The Ambassador in Iran ( Murray ) to the Secretary of State
Tehran , January 29, 1946—8 a.m.
[Received 1:01 p.m.]
[Received 1:01 p.m.]
130. Even though it may be superfluous I should like to draw attention to numerous flaws in Vishinsky’s letter of January 24 to President of Security Council of UNO.61
- That Soviet note of November 26 to Iran Govt denied assertions made in Iran Govt’s note of November 17 can hardly be accepted as proof that Iranian complaints were unfounded.
- Iran Govt’s note of December 1 did not accept Soviet statement that Russian authorities were not interfering in northern Iran. Note expressed pleasure because it appeared from Soviet communication that “said measures will not be repeated” and went on to state Iran Govt’s hope “that no such actions will ever again be taken by Soviet military authorities in the northern provinces.” Repeated Iranian complaints regarding “deplorable incidents” that had occurred as result of interference with Iranian officials in north. Renewed request that Soviets allow freedom of action to Iranian security forces.
- Exchanges of notes between Iranian FonOff and Soviet Chargé in which Soviets simply contradicted all statements made by Iranians and refused all Iranian requests cannot be considered “negotiations” in any true sense of word. Fact is that Iranian PriMin and Min-FonAff were never able engage in discussions with any Soviet official of consequence since Russians had withdrawn Ambassador and never responded to repeated Iranian offers to go to Moscow for high-level conversations. It will be further recalled that at Moscow Conference Molotov himself stated Soviet Govt could not discuss anything with “hostile” Iran Govt then in power.
- I have already pointed out (Mytel 1195, December 2862) that Irano-Soviet Treaty of 1921 is not applicable to present circumstances. Unless Soviets can produce evidence that they are threatened by third power operating in Iran their reiterated assertion of rights under that treaty should be rejected out of hand.
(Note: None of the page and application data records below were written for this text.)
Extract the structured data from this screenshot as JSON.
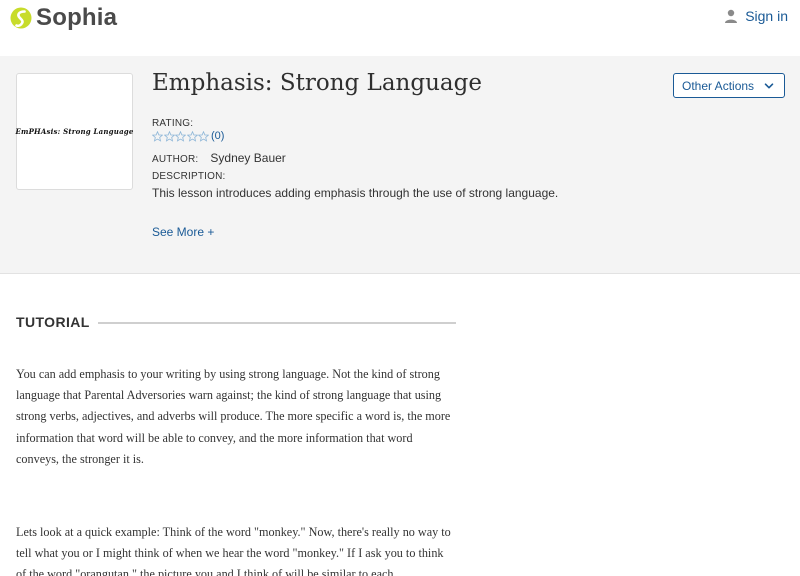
{
  "header": {
    "logo_text": "Sophia",
    "signin_label": "Sign in",
    "icons": [
      "sophia-logo-icon",
      "user-icon"
    ]
  },
  "lesson": {
    "thumbnail_text": "EmPHAsis: Strong Language",
    "title": "Emphasis: Strong Language",
    "rating_label": "RATING:",
    "rating_count": "(0)",
    "rating_stars": 0,
    "author_label": "AUTHOR:",
    "author_name": "Sydney Bauer",
    "description_label": "DESCRIPTION:",
    "description": "This lesson introduces adding emphasis through the use of strong language.",
    "see_more_label": "See More +",
    "other_actions_label": "Other Actions"
  },
  "tutorial": {
    "label": "TUTORIAL",
    "paragraphs": [
      "You can add emphasis to your writing by using strong language. Not the kind of strong language that Parental Adversories warn against; the kind of strong language that using strong verbs, adjectives, and adverbs will produce. The more specific a word is, the more information that word will be able to convey, and the more information that word conveys, the stronger it is.",
      "Lets look at a quick example: Think of the word \"monkey.\" Now, there's really no way to tell what you or I might think of when we hear the word \"monkey.\" If I ask you to think of the word \"orangutan,\" the picture you and I think of will be similar to each"
    ]
  },
  "colors": {
    "accent": "#1a5a96",
    "logo_green": "#c8dc2b",
    "band_bg": "#f4f4f4"
  }
}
- Iranians have never asserted that mere presence of Russian troops in Iran was violation of Iranian sovereignty. They object solely to interference by those troops with activities of Iranian civil and military authorities.
- Only Soviets and their stooges would be cynical enough to assert that presence Russian troops in Azerbaijan has no connection with recent events in that province. Apart from abundant other evidence [Page 319] Soviet’s formal refusal permit Iranian reinforcements to go to Azerbaijan should be sufficient to prove rebellion relied on Soviet protection.
- Iranian newspaper criticism of USSR is no more severe than that directed against Britain. Again only Soviets would be so cynical as to pretend surprise or fear at being criticized by press in weak country whose sovereignty they are openly infringing.
- It is absurd to assert that Baku is threatened by “organized hostile actions” from Iran.
- If Soviet Govt really wished to settle difficulty by legitimate bilateral negotiations it has had ample opportunity before now to initiate such negotiations.
To Dept as 130, repeated London 26, Moscow 35.